Specific and meaningful connections between people of different cultures creates a ripple effect that extends deeply into communities, schools, and families on both sides of the exchange. That’s public diplomacy in action. While the macro is important, it’s the micro that matters more. Simple conversations, sharing a car or meal or Skype call with someone from a different culture—it’s these small interactions that accumulate into deep relationships and respect for diversity. That’s how we create peaceful global citizens.
As Emir Hasanovic, a 2009 YES student from Macedonia who spent a year in Minnesota, phrased it:
“You put people in a room together… You put people in the chess club together. That’s how you bring people together,” he said. “That’s how you break the stereotypes…You can have the biggest defense budget in the world,” he added. “Ultimately, your biggest assets are the people.”
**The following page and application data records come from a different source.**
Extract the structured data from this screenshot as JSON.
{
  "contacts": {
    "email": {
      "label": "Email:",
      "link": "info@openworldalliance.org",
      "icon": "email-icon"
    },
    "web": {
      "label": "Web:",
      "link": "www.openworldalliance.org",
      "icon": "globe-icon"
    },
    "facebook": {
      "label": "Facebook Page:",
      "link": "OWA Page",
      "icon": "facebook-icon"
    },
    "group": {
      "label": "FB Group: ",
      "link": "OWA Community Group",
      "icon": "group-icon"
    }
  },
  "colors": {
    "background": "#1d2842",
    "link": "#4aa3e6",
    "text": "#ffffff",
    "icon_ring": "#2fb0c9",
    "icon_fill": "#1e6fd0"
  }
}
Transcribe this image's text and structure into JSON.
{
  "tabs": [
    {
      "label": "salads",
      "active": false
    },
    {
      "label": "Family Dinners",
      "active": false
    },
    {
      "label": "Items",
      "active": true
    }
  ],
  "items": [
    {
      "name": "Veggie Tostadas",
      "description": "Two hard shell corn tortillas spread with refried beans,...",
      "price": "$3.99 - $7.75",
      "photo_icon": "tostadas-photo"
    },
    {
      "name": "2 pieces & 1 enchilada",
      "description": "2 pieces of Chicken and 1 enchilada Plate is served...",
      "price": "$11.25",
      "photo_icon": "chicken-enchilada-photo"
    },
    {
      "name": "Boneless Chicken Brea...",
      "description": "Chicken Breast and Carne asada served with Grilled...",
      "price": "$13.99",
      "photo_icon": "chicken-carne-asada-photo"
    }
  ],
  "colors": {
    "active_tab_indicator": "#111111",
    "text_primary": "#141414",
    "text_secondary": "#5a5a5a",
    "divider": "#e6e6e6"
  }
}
Currently, AFS-USA works in partnership with the U.S. Department of State’s Educational and Cultural Affairs Bureau to implement four high school exchange programs that bring international participants to the U.S. and/or send U.S. students abroad:
- Kennedy-Lugar Youth Exchange and Study (YES): The Kennedy-Lugar Youth Exchange and Study (YES) program was initiated by the Department of State in the aftermath of the September 11 attacks. It aims to build bridges of understanding between Americans and people in countries with either significant Muslim populations or strategic importance. Scholarships are also available for U.S. high school students to go abroad through the YES Abroad program.
- National Security Language Initiative for Youth (NSLI-Y): The National Security Language Initiative for Youth (NSLI-Y) program was launched in 2006 to promote critical language learning among American youth. The NSLI-Y program encourages a lifetime of language study and cultural understanding by providing over 650 summer and academic year merit-based scholarships. Participants receive intensive language instruction, live with a host family for all or part of the program, and participate in community service and a variety of cultural activities.
- Congress Bundestag Youth Exchange (CBYX): Initiated in 1983, the Congress-Bundestag Youth Exchange (CBYX) program is jointly funded and managed by the U.S. and German governments. CBYX provides 350 scholarships for U.S. high school students, high school graduates in vocational fields, and young professionals for an academic year home-stay program.
- Future Leaders Exchange (FLEX): Established in 1992, the Future Leaders Exchange (FLEX) program strives to improve mutual understanding and develop and strengthen long-term relationships between citizens of the U.S. and citizens of the countries of Eastern Europe and Eurasia. The program supports the exchange of high school students from 21 Eastern European and Eurasian countries to the U.S. for a year-long, academic homestay experience.
We all can get involved, whether by welcoming an international student, living abroad, engaging in virtual exchange, or supporting intercultural exchange in our communities. While we’re all hopeful and eager to meet in person, we can still engage in public diplomacy. We all can be cultural ambassadors and diplomats of the people. Because that’s what public diplomacy focuses on—the people who will change governments, policies, and, ultimately, the world.